Excerpted data:
____

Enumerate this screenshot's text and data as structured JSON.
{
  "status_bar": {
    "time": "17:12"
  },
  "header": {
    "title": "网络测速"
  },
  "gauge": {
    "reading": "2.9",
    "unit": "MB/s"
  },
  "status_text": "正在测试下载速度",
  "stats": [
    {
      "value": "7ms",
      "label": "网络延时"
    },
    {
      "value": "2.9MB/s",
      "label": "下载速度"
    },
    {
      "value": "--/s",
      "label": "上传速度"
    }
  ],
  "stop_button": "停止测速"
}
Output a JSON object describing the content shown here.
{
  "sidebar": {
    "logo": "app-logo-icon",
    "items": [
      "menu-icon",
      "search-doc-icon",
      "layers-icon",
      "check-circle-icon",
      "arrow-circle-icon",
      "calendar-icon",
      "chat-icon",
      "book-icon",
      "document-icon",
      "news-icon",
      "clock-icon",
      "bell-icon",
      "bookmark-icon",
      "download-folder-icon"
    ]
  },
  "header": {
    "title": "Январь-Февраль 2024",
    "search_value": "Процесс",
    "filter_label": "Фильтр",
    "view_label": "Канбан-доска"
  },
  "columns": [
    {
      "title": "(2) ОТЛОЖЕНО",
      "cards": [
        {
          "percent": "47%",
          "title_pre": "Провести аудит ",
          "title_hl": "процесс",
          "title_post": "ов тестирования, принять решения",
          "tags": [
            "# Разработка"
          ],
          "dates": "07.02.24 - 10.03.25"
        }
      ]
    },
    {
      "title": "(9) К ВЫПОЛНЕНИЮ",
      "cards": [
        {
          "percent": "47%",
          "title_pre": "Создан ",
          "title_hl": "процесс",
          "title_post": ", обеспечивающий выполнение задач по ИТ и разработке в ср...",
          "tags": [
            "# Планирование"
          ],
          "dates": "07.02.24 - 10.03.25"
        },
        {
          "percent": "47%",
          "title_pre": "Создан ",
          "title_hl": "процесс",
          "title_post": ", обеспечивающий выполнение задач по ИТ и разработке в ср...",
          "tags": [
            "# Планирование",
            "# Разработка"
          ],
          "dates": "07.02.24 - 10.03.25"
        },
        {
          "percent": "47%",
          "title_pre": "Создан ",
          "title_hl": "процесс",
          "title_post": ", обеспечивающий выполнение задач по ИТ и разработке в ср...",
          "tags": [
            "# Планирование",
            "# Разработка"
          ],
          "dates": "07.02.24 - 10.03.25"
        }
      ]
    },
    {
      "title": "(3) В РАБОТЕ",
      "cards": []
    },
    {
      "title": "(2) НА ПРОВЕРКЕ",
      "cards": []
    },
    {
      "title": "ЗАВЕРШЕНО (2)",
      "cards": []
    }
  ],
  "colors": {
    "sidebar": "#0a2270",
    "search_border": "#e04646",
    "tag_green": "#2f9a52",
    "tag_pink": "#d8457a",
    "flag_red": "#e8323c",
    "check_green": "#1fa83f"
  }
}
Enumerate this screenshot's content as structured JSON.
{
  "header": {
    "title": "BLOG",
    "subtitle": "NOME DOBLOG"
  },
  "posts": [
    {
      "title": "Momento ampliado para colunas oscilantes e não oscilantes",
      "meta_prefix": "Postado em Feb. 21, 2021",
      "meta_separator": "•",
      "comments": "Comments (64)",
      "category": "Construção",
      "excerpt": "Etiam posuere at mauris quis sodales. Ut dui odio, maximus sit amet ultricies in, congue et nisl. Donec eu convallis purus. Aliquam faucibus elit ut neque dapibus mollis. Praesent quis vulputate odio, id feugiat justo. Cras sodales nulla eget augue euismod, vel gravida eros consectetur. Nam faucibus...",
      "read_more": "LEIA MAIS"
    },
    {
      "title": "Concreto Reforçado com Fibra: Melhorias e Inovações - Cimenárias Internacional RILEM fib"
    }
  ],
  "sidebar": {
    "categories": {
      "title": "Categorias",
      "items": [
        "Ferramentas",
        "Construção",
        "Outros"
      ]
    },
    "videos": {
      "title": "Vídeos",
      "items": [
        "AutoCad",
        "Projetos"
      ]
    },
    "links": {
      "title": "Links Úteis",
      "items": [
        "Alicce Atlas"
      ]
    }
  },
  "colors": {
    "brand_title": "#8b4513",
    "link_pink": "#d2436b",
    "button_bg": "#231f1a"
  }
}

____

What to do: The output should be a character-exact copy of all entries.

Answer section:
Enumerate this screenshot's text and data as structured JSON.
{
  "status_bar": {
    "time": "17:12"
  },
  "header": {
    "title": "网络测速"
  },
  "gauge": {
    "reading": "2.9",
    "unit": "MB/s"
  },
  "status_text": "正在测试下载速度",
  "stats": [
    {
      "value": "7ms",
      "label": "网络延时"
    },
    {
      "value": "2.9MB/s",
      "label": "下载速度"
    },
    {
      "value": "--/s",
      "label": "上传速度"
    }
  ],
  "stop_button": "停止测速"
}
Output a JSON object describing the content shown here.
{
  "sidebar": {
    "logo": "app-logo-icon",
    "items": [
      "menu-icon",
      "search-doc-icon",
      "layers-icon",
      "check-circle-icon",
      "arrow-circle-icon",
      "calendar-icon",
      "chat-icon",
      "book-icon",
      "document-icon",
      "news-icon",
      "clock-icon",
      "bell-icon",
      "bookmark-icon",
      "download-folder-icon"
    ]
  },
  "header": {
    "title": "Январь-Февраль 2024",
    "search_value": "Процесс",
    "filter_label": "Фильтр",
    "view_label": "Канбан-доска"
  },
  "columns": [
    {
      "title": "(2) ОТЛОЖЕНО",
      "cards": [
        {
          "percent": "47%",
          "title_pre": "Провести аудит ",
          "title_hl": "процесс",
          "title_post": "ов тестирования, принять решения",
          "tags": [
            "# Разработка"
          ],
          "dates": "07.02.24 - 10.03.25"
        }
      ]
    },
    {
      "title": "(9) К ВЫПОЛНЕНИЮ",
      "cards": [
        {
          "percent": "47%",
          "title_pre": "Создан ",
          "title_hl": "процесс",
          "title_post": ", обеспечивающий выполнение задач по ИТ и разработке в ср...",
          "tags": [
            "# Планирование"
          ],
          "dates": "07.02.24 - 10.03.25"
        },
        {
          "percent": "47%",
          "title_pre": "Создан ",
          "title_hl": "процесс",
          "title_post": ", обеспечивающий выполнение задач по ИТ и разработке в ср...",
          "tags": [
            "# Планирование",
            "# Разработка"
          ],
          "dates": "07.02.24 - 10.03.25"
        },
        {
          "percent": "47%",
          "title_pre": "Создан ",
          "title_hl": "процесс",
          "title_post": ", обеспечивающий выполнение задач по ИТ и разработке в ср...",
          "tags": [
            "# Планирование",
            "# Разработка"
          ],
          "dates": "07.02.24 - 10.03.25"
        }
      ]
    },
    {
      "title": "(3) В РАБОТЕ",
      "cards": []
    },
    {
      "title": "(2) НА ПРОВЕРКЕ",
      "cards": []
    },
    {
      "title": "ЗАВЕРШЕНО (2)",
      "cards": []
    }
  ],
  "colors": {
    "sidebar": "#0a2270",
    "search_border": "#e04646",
    "tag_green": "#2f9a52",
    "tag_pink": "#d8457a",
    "flag_red": "#e8323c",
    "check_green": "#1fa83f"
  }
}
Enumerate this screenshot's content as structured JSON.
{
  "header": {
    "title": "BLOG",
    "subtitle": "NOME DOBLOG"
  },
  "posts": [
    {
      "title": "Momento ampliado para colunas oscilantes e não oscilantes",
      "meta_prefix": "Postado em Feb. 21, 2021",
      "meta_separator": "•",
      "comments": "Comments (64)",
      "category": "Construção",
      "excerpt": "Etiam posuere at mauris quis sodales. Ut dui odio, maximus sit amet ultricies in, congue et nisl. Donec eu convallis purus. Aliquam faucibus elit ut neque dapibus mollis. Praesent quis vulputate odio, id feugiat justo. Cras sodales nulla eget augue euismod, vel gravida eros consectetur. Nam faucibus...",
      "read_more": "LEIA MAIS"
    },
    {
      "title": "Concreto Reforçado com Fibra: Melhorias e Inovações - Cimenárias Internacional RILEM fib"
    }
  ],
  "sidebar": {
    "categories": {
      "title": "Categorias",
      "items": [
        "Ferramentas",
        "Construção",
        "Outros"
      ]
    },
    "videos": {
      "title": "Vídeos",
      "items": [
        "AutoCad",
        "Projetos"
      ]
    },
    "links": {
      "title": "Links Úteis",
      "items": [
        "Alicce Atlas"
      ]
    }
  },
  "colors": {
    "brand_title": "#8b4513",
    "link_pink": "#d2436b",
    "button_bg": "#231f1a"
  }
}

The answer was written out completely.